Horses come in many colors and patterns. The basics of equine coat color genetics have been largely resolved, and DNA tests exist to establish the likelihood that a horse will carry specific genes. However, much discussion, research and controversy continues about some of the details, particularly those related to spotting patterns and hair sub-shades and markings.
The brown horse color chart is an overview of a variety of shades and patterns associated with the brown equine. Some are more common than others, but all share the characteristic of a dark base with a light pattern covering it.
A horse may be dun or roan and still have a brown base color. A classic dun is genetically bay; a red dun is genetically chestnut or sorrel; and a grullo is genetically black.
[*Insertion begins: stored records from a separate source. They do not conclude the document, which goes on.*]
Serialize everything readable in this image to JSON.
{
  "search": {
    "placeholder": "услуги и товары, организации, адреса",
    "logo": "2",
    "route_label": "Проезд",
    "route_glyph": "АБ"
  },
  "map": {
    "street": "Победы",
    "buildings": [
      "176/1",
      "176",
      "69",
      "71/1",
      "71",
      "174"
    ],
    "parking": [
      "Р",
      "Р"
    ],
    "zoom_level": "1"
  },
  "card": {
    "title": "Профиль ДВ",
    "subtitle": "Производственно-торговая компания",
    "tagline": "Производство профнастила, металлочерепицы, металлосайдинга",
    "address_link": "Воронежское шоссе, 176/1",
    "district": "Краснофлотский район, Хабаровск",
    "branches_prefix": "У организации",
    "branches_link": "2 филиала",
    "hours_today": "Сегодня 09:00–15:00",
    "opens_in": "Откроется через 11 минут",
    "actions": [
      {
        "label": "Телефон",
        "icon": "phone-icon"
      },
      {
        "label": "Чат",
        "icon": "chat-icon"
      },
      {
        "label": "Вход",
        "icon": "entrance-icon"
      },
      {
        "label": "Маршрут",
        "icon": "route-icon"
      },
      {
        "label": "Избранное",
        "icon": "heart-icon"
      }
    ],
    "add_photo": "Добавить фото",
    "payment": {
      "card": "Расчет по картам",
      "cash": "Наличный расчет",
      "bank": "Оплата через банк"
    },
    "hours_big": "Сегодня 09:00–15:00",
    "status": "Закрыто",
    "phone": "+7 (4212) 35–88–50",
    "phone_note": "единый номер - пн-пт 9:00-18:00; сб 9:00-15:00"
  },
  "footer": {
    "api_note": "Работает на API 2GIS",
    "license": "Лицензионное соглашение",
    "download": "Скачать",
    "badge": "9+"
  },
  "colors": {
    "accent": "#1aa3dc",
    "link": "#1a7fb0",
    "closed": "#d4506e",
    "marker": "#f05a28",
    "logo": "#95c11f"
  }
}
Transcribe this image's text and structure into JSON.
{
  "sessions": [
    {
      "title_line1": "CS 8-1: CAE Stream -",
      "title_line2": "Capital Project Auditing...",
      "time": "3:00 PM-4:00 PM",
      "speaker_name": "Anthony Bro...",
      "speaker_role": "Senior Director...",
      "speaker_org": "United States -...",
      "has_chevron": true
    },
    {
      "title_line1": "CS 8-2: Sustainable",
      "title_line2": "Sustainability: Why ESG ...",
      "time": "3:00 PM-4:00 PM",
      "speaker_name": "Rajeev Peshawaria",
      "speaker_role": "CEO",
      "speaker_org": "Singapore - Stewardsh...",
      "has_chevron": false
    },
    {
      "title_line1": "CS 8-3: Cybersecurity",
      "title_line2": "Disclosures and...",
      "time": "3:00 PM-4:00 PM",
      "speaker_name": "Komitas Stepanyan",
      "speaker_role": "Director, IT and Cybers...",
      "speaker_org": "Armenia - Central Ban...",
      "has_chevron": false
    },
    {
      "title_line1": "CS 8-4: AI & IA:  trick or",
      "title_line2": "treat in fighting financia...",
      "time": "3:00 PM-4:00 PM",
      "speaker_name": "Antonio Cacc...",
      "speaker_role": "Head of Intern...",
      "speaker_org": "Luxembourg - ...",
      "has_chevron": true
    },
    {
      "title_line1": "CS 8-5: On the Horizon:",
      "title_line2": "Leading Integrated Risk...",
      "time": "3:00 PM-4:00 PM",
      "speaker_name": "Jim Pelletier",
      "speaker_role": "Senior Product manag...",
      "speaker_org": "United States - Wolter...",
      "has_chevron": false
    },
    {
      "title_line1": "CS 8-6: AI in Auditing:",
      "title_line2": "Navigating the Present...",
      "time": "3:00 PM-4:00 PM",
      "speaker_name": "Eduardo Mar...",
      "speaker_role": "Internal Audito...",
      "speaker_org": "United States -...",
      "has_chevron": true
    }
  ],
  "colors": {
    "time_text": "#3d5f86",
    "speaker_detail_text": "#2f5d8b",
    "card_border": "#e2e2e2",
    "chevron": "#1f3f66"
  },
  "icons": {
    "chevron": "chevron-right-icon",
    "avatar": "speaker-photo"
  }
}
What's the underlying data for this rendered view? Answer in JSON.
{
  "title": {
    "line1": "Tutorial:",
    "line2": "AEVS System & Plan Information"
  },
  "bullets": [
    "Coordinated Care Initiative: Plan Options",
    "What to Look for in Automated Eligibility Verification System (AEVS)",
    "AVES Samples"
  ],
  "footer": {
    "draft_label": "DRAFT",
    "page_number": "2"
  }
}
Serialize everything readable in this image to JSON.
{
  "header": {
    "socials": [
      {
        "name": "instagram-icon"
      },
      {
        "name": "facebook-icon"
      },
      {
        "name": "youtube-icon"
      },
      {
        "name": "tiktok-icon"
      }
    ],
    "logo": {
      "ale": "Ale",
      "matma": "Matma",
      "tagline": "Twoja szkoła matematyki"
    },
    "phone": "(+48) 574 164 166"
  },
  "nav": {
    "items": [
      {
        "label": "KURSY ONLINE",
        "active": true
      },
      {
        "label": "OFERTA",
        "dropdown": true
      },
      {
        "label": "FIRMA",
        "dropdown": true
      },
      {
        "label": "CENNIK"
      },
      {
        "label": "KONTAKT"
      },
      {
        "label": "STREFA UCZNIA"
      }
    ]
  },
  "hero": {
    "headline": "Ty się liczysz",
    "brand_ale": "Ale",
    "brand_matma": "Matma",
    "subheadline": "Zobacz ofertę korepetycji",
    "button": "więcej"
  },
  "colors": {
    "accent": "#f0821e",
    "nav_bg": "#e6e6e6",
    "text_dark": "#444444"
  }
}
A roan can be a true roan (genetic roan), varnish roan or snowflake roan. A true roan is a mix of body and white hairs that extends over the entire coat, while varnish and snowflake roans are mixes that do not extend to the mane, tail and wind pipe.
Chocolate or silver dapple is caused by the dilution gene. This gene acts upon black hair pigment to lighten it. This effect is less dramatic on a chestnut or red-colored base coat, and can be seen on horses with a spotted or pinto pattern.
Seal brown is a dark shade of bay that has more black in the coat than other shades of bay. It can look almost black, especially when the horse is young and its coat hasn’t matured fully. A seal brown horse can be distinguished from a dark bay by looking at the mane, tail and legs for the presence of black hairs.
A liver chestnut is a very dark red shade. It can be confused with a chestnut or even a bay due to its close shade and the fact that a few black hairs are often found in the mane, tail and legs. However, a true liver chestnut will not have any black hairs on its head, muzzle or front legs.
Cremello is a pale cream or champagne color. It results from one cream gene washing out all or most of the original hair color on a black, chestnut, red or bay base coat. It is not a true white, but does usually have pink skin and amber or blue eyes. A cremello is sometimes called a champagne or palomino.
The tobiano and overo spotting patterns result when one or more of these genes are present. They produce rounded spots, typically with more white than dark, and can be mixed with different patterns to create other spotting patterns such as the tri-color, skewbald and tovero. The spotting patterns can also be combined to create colorations such as the pinto and Paint. A tovero is a mix of tobiano and overo, and is generally distinguished by blue eyes on a dark head.